> [EXERCISE DETAILS]:
Each of the records that follow needs an exact reproduction.

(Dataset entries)
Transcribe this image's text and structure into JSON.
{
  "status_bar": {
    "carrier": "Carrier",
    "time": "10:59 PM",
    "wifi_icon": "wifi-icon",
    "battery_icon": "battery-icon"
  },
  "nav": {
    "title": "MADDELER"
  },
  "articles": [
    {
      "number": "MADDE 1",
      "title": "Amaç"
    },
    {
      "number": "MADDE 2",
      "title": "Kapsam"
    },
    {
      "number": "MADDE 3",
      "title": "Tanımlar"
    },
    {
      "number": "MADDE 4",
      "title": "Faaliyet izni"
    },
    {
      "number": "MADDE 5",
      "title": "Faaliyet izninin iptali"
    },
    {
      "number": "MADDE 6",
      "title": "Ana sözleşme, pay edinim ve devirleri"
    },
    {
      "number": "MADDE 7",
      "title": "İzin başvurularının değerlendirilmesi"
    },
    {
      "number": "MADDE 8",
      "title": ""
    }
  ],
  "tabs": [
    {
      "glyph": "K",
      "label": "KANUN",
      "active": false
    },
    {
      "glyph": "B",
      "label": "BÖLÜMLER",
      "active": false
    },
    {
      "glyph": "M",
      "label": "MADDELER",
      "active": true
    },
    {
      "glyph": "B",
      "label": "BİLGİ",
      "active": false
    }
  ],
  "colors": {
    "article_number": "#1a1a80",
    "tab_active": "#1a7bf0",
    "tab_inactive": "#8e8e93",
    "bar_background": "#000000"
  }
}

> [TASK RESPONSE]:
Transcribe this image's text and structure into JSON.
{
  "status_bar": {
    "carrier": "Carrier",
    "time": "10:59 PM",
    "wifi_icon": "wifi-icon",
    "battery_icon": "battery-icon"
  },
  "nav": {
    "title": "MADDELER"
  },
  "articles": [
    {
      "number": "MADDE 1",
      "title": "Amaç"
    },
    {
      "number": "MADDE 2",
      "title": "Kapsam"
    },
    {
      "number": "MADDE 3",
      "title": "Tanımlar"
    },
    {
      "number": "MADDE 4",
      "title": "Faaliyet izni"
    },
    {
      "number": "MADDE 5",
      "title": "Faaliyet izninin iptali"
    },
    {
      "number": "MADDE 6",
      "title": "Ana sözleşme, pay edinim ve devirleri"
    },
    {
      "number": "MADDE 7",
      "title": "İzin başvurularının değerlendirilmesi"
    },
    {
      "number": "MADDE 8",
      "title": ""
    }
  ],
  "tabs": [
    {
      "glyph": "K",
      "label": "KANUN",
      "active": false
    },
    {
      "glyph": "B",
      "label": "BÖLÜMLER",
      "active": false
    },
    {
      "glyph": "M",
      "label": "MADDELER",
      "active": true
    },
    {
      "glyph": "B",
      "label": "BİLGİ",
      "active": false
    }
  ],
  "colors": {
    "article_number": "#1a1a80",
    "tab_active": "#1a7bf0",
    "tab_inactive": "#8e8e93",
    "bar_background": "#000000"
  }
}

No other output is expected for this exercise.